### Exercise details
Only the lines with the string "부가가치세" are needed; return each of them from the entries below.

### Stored data

• • • • • • •

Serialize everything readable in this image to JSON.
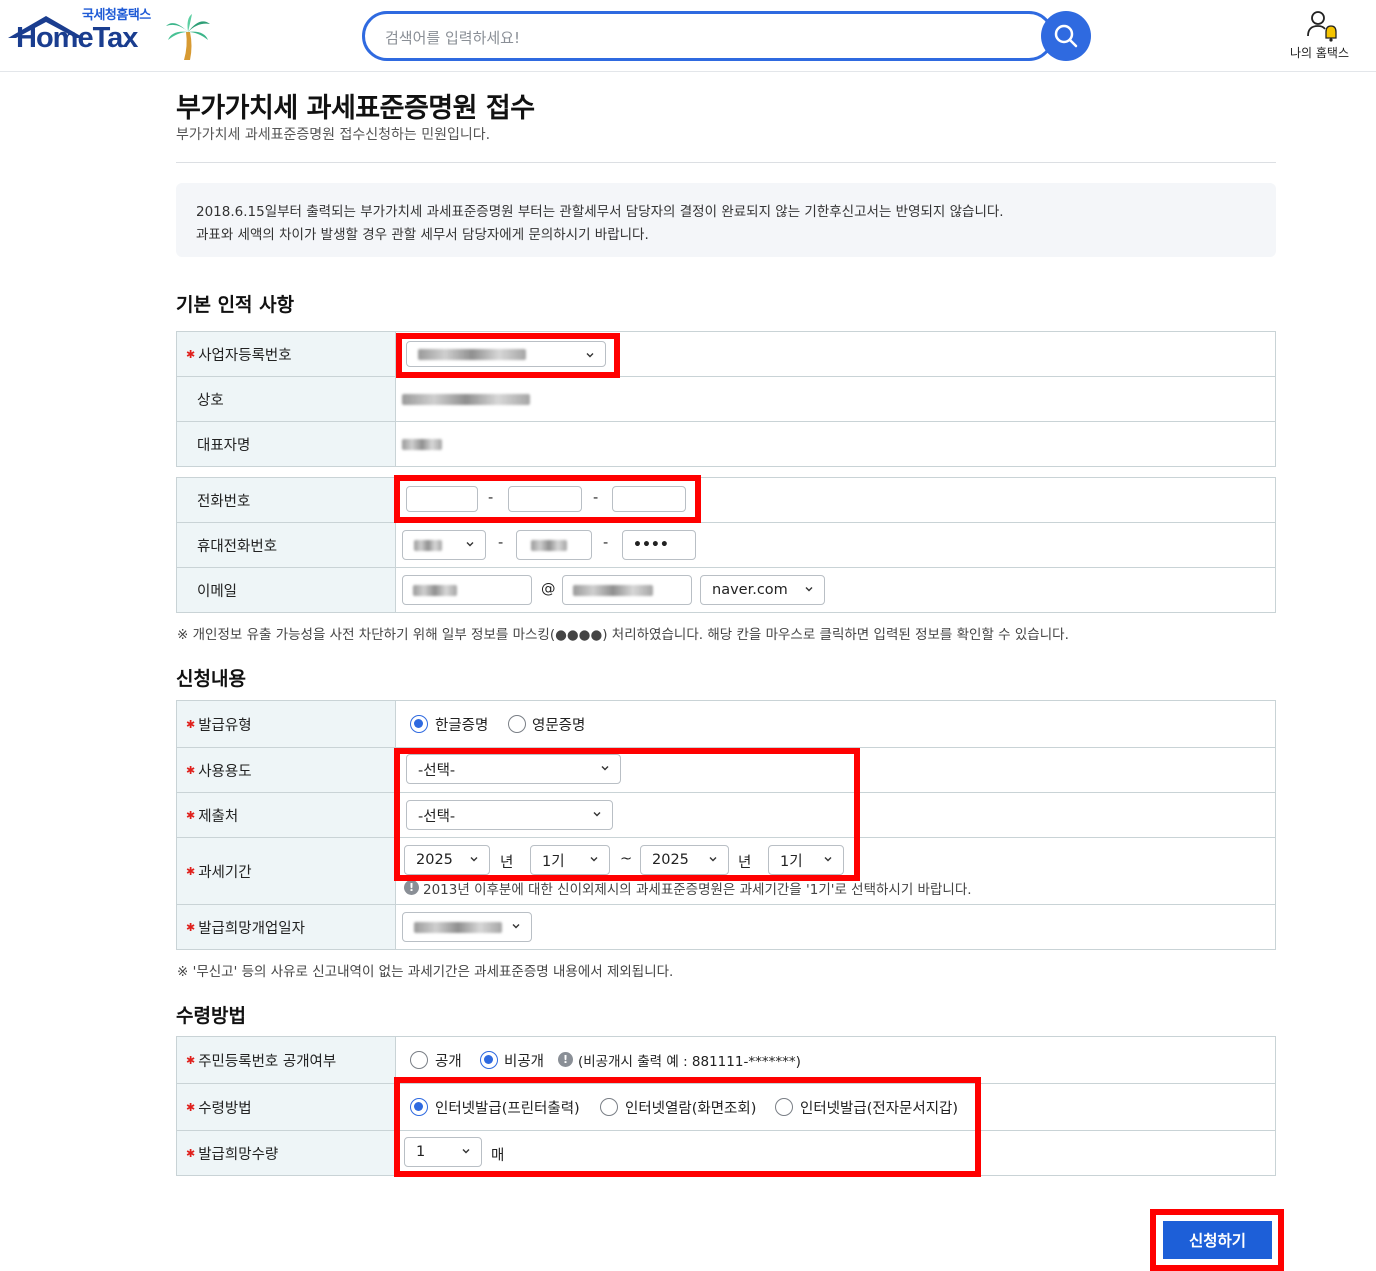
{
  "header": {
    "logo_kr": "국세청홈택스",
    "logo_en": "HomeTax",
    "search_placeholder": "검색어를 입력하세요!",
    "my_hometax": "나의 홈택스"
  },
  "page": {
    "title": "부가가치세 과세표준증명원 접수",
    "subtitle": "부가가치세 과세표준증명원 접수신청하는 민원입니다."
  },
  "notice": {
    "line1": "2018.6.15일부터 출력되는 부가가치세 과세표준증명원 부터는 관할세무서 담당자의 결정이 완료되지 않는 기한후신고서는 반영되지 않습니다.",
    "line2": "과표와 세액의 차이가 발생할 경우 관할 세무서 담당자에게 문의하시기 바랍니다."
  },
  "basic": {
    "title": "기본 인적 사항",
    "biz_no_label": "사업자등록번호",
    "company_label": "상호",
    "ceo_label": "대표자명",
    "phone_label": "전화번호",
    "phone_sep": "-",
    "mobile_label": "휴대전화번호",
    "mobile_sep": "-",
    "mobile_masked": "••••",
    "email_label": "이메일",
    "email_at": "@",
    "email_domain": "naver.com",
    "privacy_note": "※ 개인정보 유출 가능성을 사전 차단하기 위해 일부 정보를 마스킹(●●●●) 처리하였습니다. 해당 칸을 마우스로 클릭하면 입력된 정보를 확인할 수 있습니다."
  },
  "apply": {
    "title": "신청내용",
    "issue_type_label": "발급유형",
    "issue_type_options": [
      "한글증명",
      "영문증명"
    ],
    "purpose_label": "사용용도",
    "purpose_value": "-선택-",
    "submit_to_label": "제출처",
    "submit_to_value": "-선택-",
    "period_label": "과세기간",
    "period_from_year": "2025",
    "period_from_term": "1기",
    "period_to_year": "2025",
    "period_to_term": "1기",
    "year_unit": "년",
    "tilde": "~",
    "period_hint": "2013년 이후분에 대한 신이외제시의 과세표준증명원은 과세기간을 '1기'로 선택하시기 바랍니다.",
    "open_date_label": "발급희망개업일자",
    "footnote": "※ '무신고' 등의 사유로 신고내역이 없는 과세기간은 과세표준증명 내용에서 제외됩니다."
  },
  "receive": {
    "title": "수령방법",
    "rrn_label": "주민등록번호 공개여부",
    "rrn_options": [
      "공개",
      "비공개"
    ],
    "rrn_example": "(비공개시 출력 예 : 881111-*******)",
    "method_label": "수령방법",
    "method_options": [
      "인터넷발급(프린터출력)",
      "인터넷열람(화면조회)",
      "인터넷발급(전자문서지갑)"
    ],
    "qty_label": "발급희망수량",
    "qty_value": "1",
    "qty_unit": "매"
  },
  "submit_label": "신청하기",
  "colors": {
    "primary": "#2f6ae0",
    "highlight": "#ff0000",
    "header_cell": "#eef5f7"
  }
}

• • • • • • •

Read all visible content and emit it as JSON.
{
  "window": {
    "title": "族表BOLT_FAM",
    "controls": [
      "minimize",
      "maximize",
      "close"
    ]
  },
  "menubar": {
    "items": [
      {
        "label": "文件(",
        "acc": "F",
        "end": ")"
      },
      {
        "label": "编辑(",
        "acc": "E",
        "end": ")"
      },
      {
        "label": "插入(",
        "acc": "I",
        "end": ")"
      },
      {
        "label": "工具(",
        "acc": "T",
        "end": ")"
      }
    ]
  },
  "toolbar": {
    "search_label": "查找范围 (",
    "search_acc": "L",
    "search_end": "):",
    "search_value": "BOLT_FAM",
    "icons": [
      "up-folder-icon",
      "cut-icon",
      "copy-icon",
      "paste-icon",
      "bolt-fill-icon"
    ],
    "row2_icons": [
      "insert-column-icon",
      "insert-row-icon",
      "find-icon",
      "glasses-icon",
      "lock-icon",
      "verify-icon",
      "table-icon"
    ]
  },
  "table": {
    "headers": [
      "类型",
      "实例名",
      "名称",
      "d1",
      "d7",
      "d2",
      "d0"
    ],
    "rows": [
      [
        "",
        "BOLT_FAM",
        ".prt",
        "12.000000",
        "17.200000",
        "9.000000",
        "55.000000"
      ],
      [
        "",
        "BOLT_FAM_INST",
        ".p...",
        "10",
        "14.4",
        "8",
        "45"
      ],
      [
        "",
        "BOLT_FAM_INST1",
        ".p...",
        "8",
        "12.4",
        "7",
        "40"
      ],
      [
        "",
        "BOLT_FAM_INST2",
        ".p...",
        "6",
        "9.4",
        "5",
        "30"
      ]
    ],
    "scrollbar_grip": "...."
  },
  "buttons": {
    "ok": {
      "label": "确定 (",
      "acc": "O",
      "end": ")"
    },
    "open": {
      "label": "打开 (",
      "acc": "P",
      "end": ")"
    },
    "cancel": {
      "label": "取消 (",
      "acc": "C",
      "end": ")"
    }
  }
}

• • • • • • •

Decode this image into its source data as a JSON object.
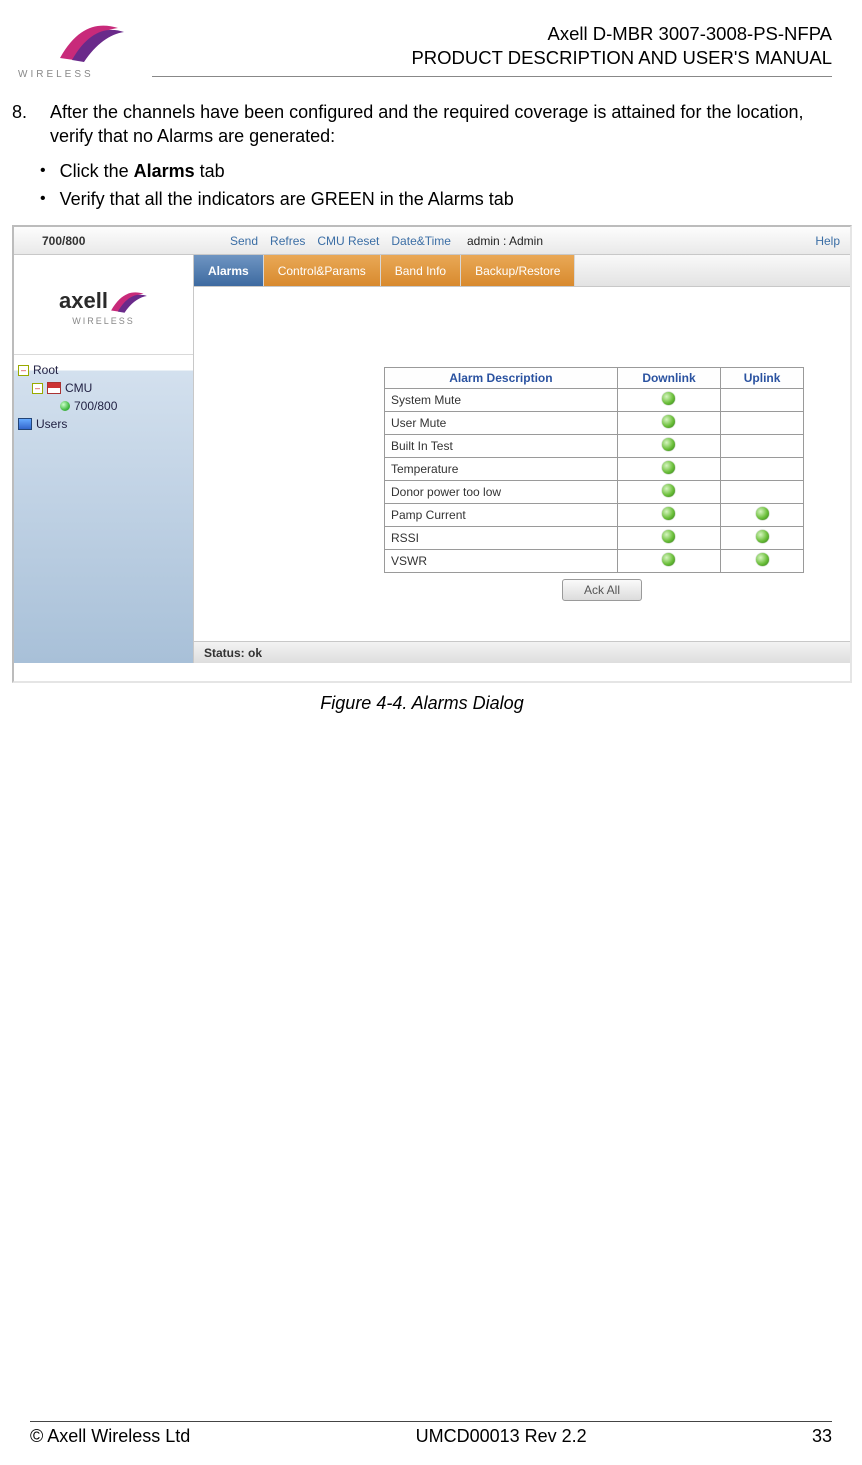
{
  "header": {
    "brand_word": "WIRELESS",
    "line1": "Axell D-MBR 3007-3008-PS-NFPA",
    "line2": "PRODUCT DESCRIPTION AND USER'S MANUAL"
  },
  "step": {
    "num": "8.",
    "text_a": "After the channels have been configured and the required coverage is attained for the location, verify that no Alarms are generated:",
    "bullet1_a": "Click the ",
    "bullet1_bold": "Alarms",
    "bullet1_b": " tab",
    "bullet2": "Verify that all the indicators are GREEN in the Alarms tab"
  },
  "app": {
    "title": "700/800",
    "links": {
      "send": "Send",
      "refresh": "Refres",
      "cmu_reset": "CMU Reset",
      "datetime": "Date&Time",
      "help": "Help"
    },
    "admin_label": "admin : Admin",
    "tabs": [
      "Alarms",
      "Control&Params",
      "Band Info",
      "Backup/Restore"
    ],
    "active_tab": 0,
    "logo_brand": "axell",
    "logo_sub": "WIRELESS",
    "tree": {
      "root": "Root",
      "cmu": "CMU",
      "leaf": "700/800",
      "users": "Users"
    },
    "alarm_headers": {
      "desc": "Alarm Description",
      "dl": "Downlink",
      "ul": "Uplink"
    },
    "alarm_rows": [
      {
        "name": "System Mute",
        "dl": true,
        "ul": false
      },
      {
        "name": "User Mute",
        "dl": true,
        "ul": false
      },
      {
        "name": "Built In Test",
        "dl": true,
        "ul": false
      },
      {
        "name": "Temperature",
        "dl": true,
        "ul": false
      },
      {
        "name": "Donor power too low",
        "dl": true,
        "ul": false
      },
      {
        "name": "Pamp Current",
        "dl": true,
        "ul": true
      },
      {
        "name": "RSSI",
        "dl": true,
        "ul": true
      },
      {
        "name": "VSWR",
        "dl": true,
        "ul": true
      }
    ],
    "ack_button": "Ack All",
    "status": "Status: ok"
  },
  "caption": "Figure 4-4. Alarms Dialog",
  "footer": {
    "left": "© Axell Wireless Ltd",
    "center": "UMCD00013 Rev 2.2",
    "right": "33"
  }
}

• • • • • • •

### Exercise result
    "title": "부가가치세 과세표준증명원 접수",
    "subtitle": "부가가치세 과세표준증명원 접수신청하는 민원입니다."
    "line1": "2018.6.15일부터 출력되는 부가가치세 과세표준증명원 부터는 관할세무서 담당자의 결정이 완료되지 않는 기한후신고서는 반영되지 않습니다.",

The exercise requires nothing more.